109 and counting

With the publication of "The Last Run of the Piney Woods Express" last week in the "Bewitched, Betwixt and Between" anthology from Crosstime Publishing, that makes 109 short stories published since 2003.
I have five stories accepted and waiting to be published:
* "The Mole and the Sun" - Surprising Stories
* "Dry Falls" - Somnium (Brazil)
* "A Choice of Weapons" - TANSTAAFL Press "Enter the Apocalypse"
""Riders of the Red Shift" - Astonishing Frontiers
Astonishing Frontiers is a new publication that should debut by the middle of this month.

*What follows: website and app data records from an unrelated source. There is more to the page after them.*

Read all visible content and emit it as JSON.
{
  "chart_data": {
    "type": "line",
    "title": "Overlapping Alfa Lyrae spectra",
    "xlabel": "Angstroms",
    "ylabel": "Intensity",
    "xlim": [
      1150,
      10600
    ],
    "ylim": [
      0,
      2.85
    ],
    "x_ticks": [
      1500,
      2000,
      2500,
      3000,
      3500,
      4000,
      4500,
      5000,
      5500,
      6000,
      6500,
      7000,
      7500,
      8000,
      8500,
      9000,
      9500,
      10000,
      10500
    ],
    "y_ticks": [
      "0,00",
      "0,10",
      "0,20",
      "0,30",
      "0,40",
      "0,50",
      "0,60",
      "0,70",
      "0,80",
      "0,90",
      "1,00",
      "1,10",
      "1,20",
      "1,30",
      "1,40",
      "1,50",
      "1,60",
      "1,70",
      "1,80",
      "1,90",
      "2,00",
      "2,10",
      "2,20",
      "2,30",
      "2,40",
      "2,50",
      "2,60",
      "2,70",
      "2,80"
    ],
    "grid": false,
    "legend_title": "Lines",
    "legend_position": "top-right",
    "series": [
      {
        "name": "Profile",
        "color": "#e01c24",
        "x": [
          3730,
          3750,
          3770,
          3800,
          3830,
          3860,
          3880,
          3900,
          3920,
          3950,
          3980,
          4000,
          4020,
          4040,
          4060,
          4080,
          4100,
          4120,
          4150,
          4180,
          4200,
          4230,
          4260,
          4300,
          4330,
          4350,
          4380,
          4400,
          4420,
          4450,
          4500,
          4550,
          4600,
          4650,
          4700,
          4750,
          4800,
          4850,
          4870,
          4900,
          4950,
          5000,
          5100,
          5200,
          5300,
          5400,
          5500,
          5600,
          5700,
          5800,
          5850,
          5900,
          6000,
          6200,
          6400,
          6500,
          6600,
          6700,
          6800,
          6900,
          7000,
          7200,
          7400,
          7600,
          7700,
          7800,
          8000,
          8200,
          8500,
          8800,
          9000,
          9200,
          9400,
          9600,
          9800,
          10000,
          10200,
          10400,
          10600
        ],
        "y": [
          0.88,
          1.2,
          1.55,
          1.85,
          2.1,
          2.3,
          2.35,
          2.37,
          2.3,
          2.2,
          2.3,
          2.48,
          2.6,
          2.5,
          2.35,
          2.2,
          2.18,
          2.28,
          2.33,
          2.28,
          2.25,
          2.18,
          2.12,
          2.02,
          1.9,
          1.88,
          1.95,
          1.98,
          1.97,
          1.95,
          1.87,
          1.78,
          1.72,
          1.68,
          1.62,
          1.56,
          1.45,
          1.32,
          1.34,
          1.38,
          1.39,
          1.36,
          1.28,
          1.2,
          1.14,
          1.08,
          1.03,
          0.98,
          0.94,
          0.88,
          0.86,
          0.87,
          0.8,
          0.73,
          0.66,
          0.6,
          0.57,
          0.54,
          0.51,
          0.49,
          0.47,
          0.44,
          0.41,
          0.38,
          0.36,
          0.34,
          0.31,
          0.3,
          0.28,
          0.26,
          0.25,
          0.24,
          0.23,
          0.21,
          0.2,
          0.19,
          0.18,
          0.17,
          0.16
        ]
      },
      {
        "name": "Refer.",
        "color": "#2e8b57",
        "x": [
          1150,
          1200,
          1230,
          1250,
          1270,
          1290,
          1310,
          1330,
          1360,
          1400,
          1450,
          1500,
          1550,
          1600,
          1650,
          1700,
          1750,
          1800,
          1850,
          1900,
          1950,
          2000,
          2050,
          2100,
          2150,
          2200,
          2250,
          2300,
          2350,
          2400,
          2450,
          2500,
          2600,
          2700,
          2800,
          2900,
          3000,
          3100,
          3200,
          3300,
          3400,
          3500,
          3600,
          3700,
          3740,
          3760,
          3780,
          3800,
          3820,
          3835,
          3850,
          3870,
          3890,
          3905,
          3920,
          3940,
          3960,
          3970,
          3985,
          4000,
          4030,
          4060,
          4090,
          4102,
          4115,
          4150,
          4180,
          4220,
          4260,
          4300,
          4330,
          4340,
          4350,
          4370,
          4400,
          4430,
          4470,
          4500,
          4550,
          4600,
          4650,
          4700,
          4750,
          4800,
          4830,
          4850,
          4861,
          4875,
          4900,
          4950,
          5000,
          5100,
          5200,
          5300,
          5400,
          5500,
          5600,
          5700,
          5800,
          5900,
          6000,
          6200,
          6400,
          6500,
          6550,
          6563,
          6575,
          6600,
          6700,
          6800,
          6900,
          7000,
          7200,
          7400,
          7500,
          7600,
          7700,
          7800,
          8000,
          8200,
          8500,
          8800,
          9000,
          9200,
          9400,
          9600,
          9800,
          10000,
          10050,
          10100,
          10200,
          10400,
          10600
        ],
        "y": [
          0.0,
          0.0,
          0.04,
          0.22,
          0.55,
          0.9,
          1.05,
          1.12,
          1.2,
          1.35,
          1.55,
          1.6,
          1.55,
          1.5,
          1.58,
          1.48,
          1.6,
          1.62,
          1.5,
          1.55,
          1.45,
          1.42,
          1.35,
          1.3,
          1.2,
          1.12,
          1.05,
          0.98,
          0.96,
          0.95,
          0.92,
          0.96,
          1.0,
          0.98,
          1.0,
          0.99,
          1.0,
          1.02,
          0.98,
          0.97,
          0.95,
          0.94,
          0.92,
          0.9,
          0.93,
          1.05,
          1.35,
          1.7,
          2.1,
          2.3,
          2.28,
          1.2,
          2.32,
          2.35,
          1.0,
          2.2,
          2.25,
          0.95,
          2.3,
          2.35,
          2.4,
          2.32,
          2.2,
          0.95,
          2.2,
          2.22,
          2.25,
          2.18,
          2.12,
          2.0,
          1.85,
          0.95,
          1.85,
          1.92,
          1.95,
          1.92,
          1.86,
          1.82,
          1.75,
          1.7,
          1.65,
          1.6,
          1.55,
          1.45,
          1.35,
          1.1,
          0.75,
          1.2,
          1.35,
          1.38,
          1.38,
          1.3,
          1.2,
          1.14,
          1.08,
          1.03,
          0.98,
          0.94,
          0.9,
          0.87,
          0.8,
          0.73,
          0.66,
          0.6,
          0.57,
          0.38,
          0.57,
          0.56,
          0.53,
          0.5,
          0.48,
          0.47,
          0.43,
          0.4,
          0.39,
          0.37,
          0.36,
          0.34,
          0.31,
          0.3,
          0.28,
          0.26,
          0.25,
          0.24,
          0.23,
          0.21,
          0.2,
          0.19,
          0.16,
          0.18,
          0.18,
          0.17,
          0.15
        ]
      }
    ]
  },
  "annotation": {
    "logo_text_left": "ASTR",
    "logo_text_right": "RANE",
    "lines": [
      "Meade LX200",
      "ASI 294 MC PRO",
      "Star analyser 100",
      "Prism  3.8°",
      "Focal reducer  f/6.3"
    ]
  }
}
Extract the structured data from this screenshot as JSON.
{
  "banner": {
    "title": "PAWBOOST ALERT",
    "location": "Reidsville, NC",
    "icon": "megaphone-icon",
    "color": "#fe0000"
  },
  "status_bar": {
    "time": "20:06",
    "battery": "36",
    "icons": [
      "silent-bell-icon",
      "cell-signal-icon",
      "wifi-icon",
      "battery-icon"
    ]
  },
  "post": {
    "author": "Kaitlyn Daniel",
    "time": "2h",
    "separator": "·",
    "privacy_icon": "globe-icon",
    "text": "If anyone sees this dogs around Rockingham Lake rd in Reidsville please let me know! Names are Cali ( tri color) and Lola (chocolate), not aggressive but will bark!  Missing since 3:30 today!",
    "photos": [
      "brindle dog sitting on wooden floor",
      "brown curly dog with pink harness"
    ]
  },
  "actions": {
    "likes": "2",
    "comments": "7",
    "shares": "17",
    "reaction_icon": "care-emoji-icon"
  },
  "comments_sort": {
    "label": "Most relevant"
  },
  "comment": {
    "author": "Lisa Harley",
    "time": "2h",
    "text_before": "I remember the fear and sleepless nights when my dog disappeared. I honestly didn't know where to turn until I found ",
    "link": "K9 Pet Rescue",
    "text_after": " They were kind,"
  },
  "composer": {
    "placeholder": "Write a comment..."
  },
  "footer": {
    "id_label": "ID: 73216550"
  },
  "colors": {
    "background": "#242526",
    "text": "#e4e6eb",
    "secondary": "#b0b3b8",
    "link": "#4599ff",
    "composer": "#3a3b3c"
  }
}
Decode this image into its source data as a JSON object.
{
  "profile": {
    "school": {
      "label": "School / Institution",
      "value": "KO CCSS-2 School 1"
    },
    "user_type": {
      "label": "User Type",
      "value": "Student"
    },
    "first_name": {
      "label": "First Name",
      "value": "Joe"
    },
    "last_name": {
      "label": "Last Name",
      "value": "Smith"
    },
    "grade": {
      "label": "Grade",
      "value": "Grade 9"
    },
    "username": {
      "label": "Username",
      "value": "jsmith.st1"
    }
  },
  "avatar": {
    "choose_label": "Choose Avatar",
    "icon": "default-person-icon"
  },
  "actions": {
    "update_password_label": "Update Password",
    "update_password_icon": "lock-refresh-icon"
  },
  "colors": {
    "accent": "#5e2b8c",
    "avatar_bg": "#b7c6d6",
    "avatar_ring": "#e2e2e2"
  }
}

This will be the third time, I believe, where I had a story in the debut issue of a publication.
The last time I did that was in the kick-off issue of Buzzy Mag in 2012. That urban fantasy story, "The Centurion and the Rainman", is archived here.

Sunday, July 02, 2017

Dragon thoughts

In just two years, the Dragon awards have surpassed the Hugos as the benchmark of science fiction fandom approval. More people are interested in the Dragons, and trust the process, than the Hugos (IMHO). The Hugos were irreparably damaged two years ago, when - in the face of the Sad Puppies fiasco - the sf literary establishment essentially did what corporations sometimes do - they bought all the stock back and took the company private (by buying as many WorldCon memberships as needed to insure none of the "wrong" sort of people won.)

In the long run, maybe having more awards is a good thing, because it recognizes a greater variety of interests , But from what I see, the Dragons this year are where the Hugos were maybe 30 years ago, the award authors want and readers look forward to.

The deadline for nominating closes in a little over three weeks.

Saturday, July 01, 2017

Latest stories

I may be a prolific author, but it looks like I did something this week that is unusual even for me - I had two stories published on the same day.

On June 25, Crosstime Publishing came out with an anthology, Bewitched, Betwixt, and Between, which includes my ghost story "The Last Run of the Piney Woods Express."

4 Star Stories, a neat little ezine published by David and Mary Gray, also came out with its latest issue, which includes my flash "A Stone'e Throw", on the same day. Follow the link here to read it.

Whatever happened to that old Sunbelt?

By LOU ANTONELLI Managing Editor It’s rained almost daily for the past four months. The ground is saturated; walking across grass is lik...